US8227204Jan 30, 2008Jul 24, 2012The Invention Science Fund I, LlcIonizing-radiation-responsive compositions, methods, and systems
US8529426Jan 30, 2008Sep 10, 2013The Invention Science Fund I LlcIonizing-radiation-responsive compositions, methods, and systems
US8684898Jan 30, 2008Apr 1, 2014The Invention Science Fund I LlcIonizing-radiation-responsive compositions, methods, and systems
DE102008052357A1Oct 20, 2008Oct 22, 2009Searete LLC, BellevueAuf ionisierende Strahlung ansprechende Zusammensetzungen, Verfahren und Systeme
Classifications
U.S. Classification604/20, 514/709, 977/906
International ClassificationA61K9/22, A61K41/00
Cooperative ClassificationY10S977/906, A61K41/0042, A61K41/0028
European ClassificationA61K41/00M, A61K41/00R
Legal Events
DateCodeEventDescription
Jul 25, 2006FPExpired due to failure to pay maintenance fee
Effective date: 20060528
May 30, 2006LAPSLapse for failure to pay maintenance fees
Dec 14, 2005REMIMaintenance fee reminder mailed
Jul 6, 2000ASAssignment
Owner name: CERAMOPTEC INDUSTRIES INC., MASSACHUSETTS
Free format text: ASSIGNMENT OF ASSIGNORS INTEREST;ASSIGNOR:NEUBERGER,WOLFGANG;REEL/FRAME:010925/0119
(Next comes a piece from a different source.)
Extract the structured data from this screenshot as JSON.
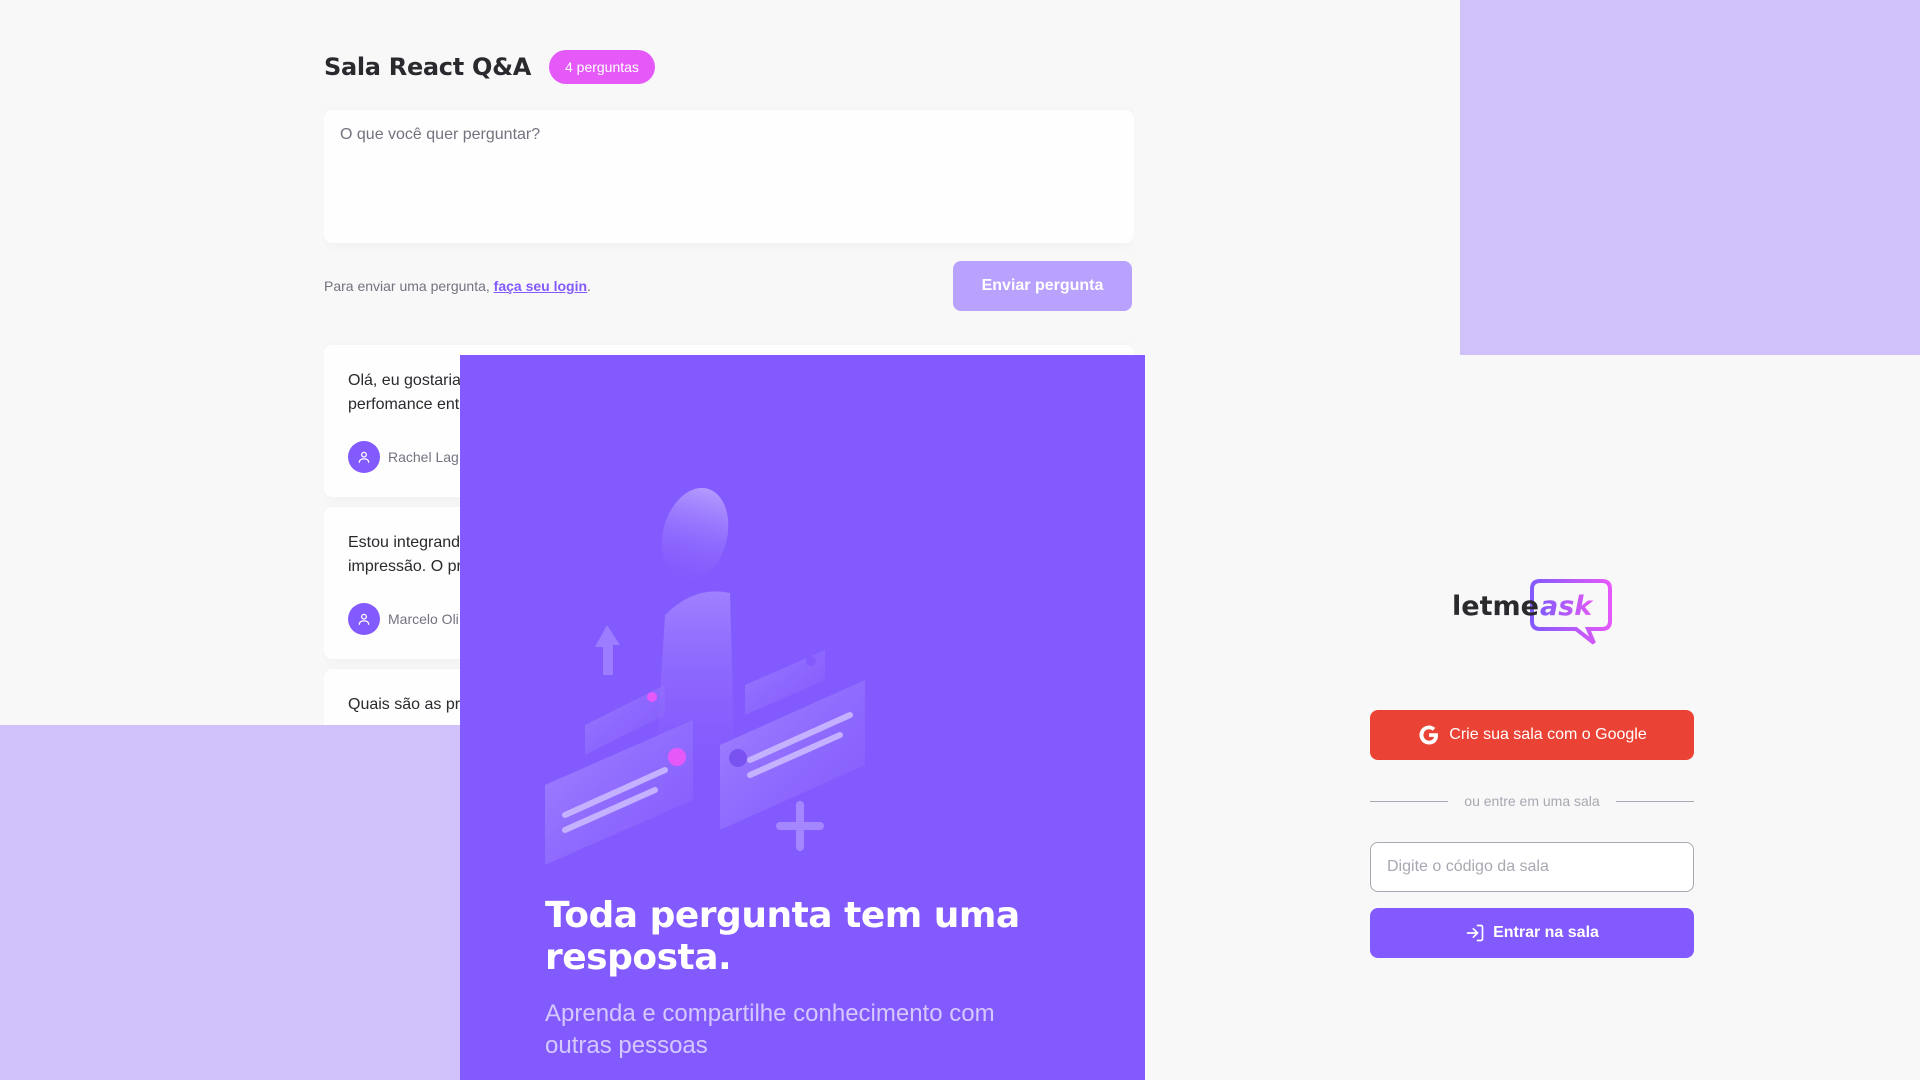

Effective date: 20000630
Owner name: CERAMOPTEC INDUSTRIES INC. 515 SHAKER ROAD EAST LO